Saturday, June 11, 2011


Milestones are completely arbitrary points that we place in time in order to mark its passing and to give ourselves some metric with which to measure progress. Usually they are the anniversary of an important date: birthdays, deaths, major conflicts, first time actions, etc. Often we mark them one of two ways: by celebration or by solemn reflection.

Yesterday marked the passing of th 9th anniversary of the day I decided to try and build a life with one woman. This milestone, this marker, is a pretty big deal on the face of it. It means that we have spent 35% of our lives together, trying to make our way in the world. We have watched each other grow and change and slowly become the adults that we want to be. It has not always been fun, or exciting, and there have been terrible troubles and great moments of despair. But through it all we have grown and learned to be new people who adapt together.

Often times people say "nothing lasts forever" and that is certainly true. But to spend that much time with someone, to spend what feels like three lifetimes because of the amount we have changed, makes someone more important than worrying about things like "forever". It is because we are not who we will be, and we are not who we were.

There is only here and now and who we are at the start of this our tenth year.

And so I say it here and now, for all and none to see: Thank you, my love, for the time we have had together. I look forward to who we will be at the sunset of next year and for every year we grow after that.

Friday, June 3, 2011

On the Value of Experience
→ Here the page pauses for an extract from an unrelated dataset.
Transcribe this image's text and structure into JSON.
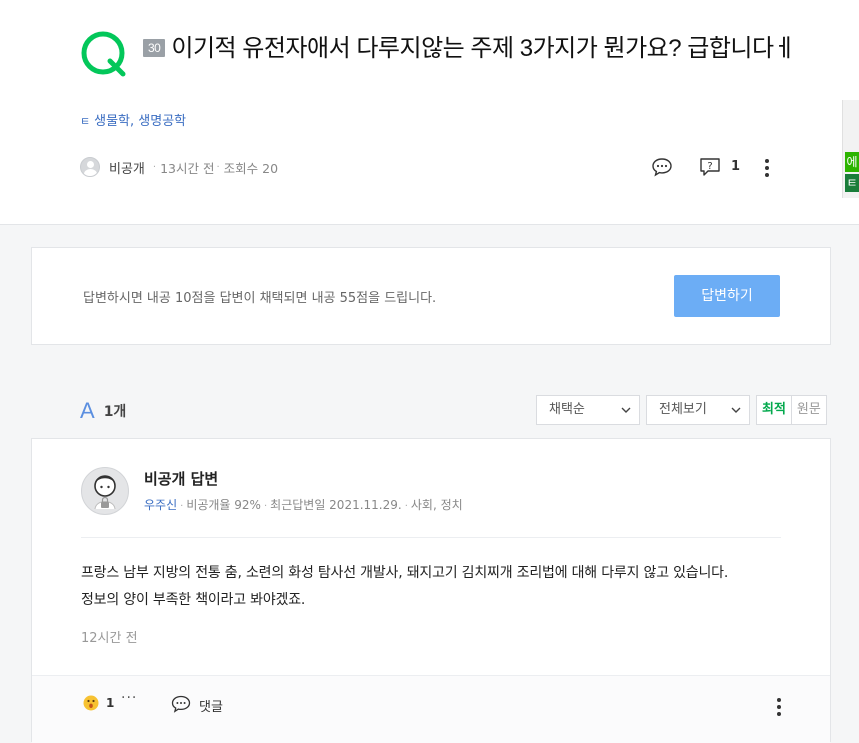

Experience is one of those buzzwords that comes up anytime someone decides to examine someone else's credentials. But what is it really? What makes "5 years of related experience" a testable and reliable metric for making sure someone is qualified for a position?

The short answer is easy: it isn't a good metric at all, but it is a really easy (if stupid, which I will mention discuss in a moment) to weed out candidates that are unlikely to fit. The only real problem with this system is that it assumes being near something is what makes experience. This is fundamentally erroneous since it implies that just by being in Spain I will become Spanish through some sort of cultural osmosis. To a degree this will occur, but how many of us have friends who have returned from abroad decked out in the local dress and speaking a smattering of the language, but unable to tell you much more than that about the local color?
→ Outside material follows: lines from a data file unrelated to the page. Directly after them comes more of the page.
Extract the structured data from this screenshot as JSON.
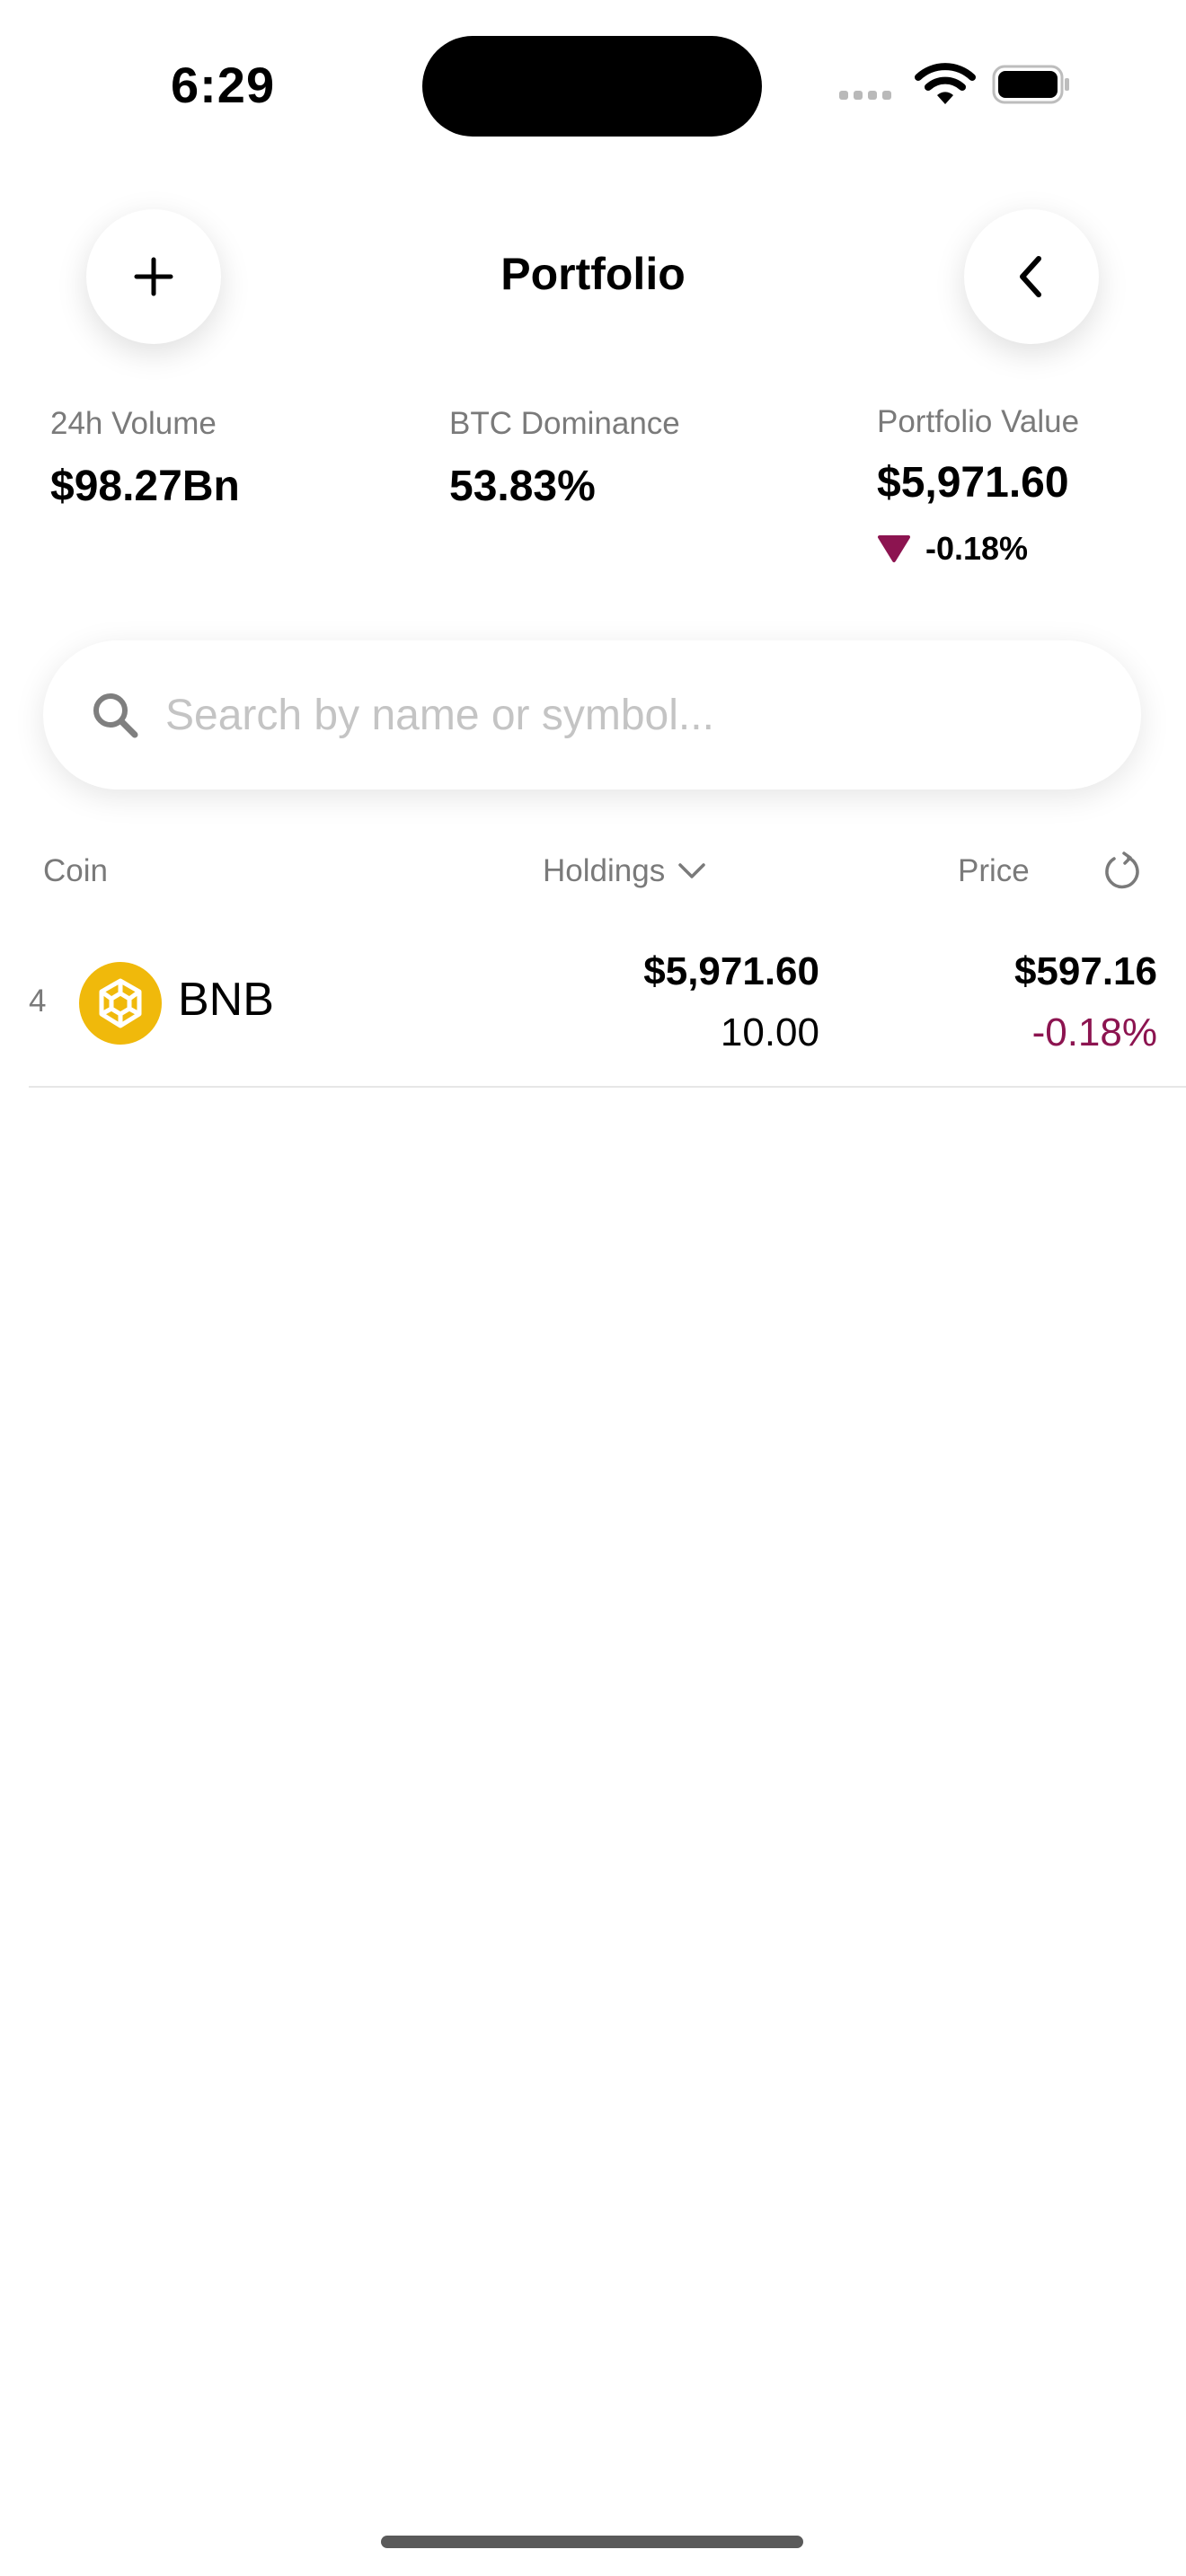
{
  "status_bar": {
    "time": "6:29"
  },
  "header": {
    "title": "Portfolio"
  },
  "stats": {
    "volume": {
      "label": "24h Volume",
      "value": "$98.27Bn"
    },
    "dominance": {
      "label": "BTC Dominance",
      "value": "53.83%"
    },
    "portfolio": {
      "label": "Portfolio Value",
      "value": "$5,971.60",
      "change": "-0.18%",
      "direction": "down"
    }
  },
  "search": {
    "placeholder": "Search by name or symbol..."
  },
  "columns": {
    "coin": "Coin",
    "holdings": "Holdings",
    "price": "Price"
  },
  "rows": [
    {
      "rank": "4",
      "symbol": "BNB",
      "holdings_value": "$5,971.60",
      "holdings_qty": "10.00",
      "price": "$597.16",
      "change": "-0.18%"
    }
  ],
  "colors": {
    "negative": "#8c1450",
    "bnb_brand": "#f0b90b"
  },
  "icons": [
    "plus-icon",
    "chevron-left-icon",
    "search-icon",
    "chevron-down-icon",
    "refresh-icon",
    "bnb-logo-icon",
    "down-triangle-icon",
    "wifi-icon",
    "battery-icon"
  ]
}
Most of us, I am sure.

This is also true in the work place. Many times people complain about managers who know less about whats going in in the department as a whole than the people on the floor. This is to a certain extent true since if the manager knew every single little detail he would be a micromanaging tyrant, but we often run up against management that has no idea what is going on and the people on the floor are expected to fill them in before the big meeting. The problem becomes that if both of us leave that company and apply at Big Bob's Mayo Warehouse to the same management position, he will get it due to his "5 years of experience managing department X"
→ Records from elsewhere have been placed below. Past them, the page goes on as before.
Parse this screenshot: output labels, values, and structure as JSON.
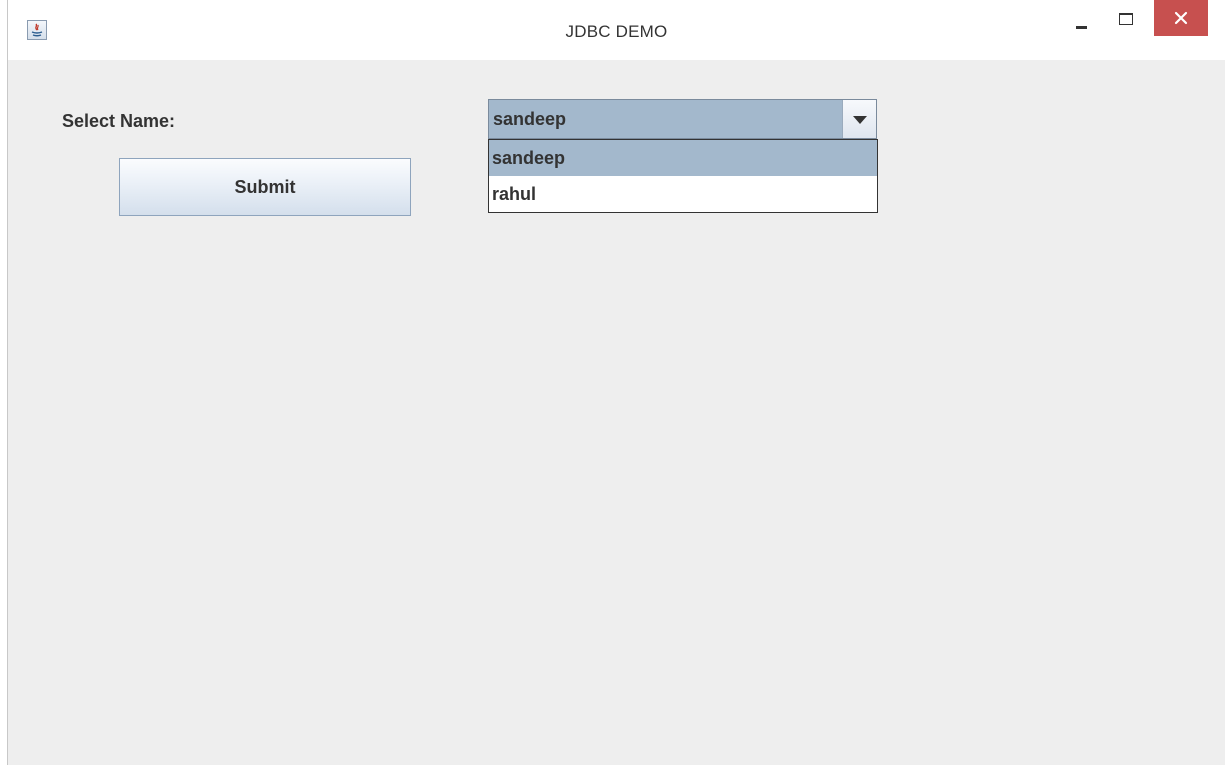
{
  "window": {
    "title": "JDBC DEMO",
    "icon": "java-app-icon",
    "controls": [
      "minimize-icon",
      "maximize-icon",
      "close-icon"
    ],
    "close_color": "#c7504f"
  },
  "form": {
    "label": "Select Name:",
    "submit_label": "Submit",
    "combo": {
      "selected": "sandeep",
      "expanded": true,
      "options": [
        "sandeep",
        "rahul"
      ],
      "highlighted_index": 0,
      "highlight_color": "#a3b8cc"
    }
  }
}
This superficial view of experience is downright dangerous at times when it comes to electing our leadership. Just look at the 2008 election when people were crowing from the rooftops about Obama only spending a couple of years as a junior Senator and community organizer before becoming President. Yet these same people paraded out for us Sarah Palin, a woman who they championed because of her "experience as governor of Alaska". She was the boss who had no idea what was happening on the floor, but our culture's obsession with superficial experience attempted to put her one heartbeat away from running our country in one of its most dire situations in the last few decades.

All in all wanting experience is a good thing and is something we should look for, but the catch is that we have to know what we are looking for. It isn't enough to just have someone who was in a position but didn't actually do anything or learn anything. The perfect example of this is the renaming of positions so that they sound more important that they really are. "Specialist" is the new "Assistant", "Technician" is the new entry level. With all of this flash and showmanship flying around, it can be difficult to find out what is real amidst all of the sound and fanfare.

But really it is this simple: When someone puts their best foot forward, make sure it is really there and that it is attached to a leg for them to stand on.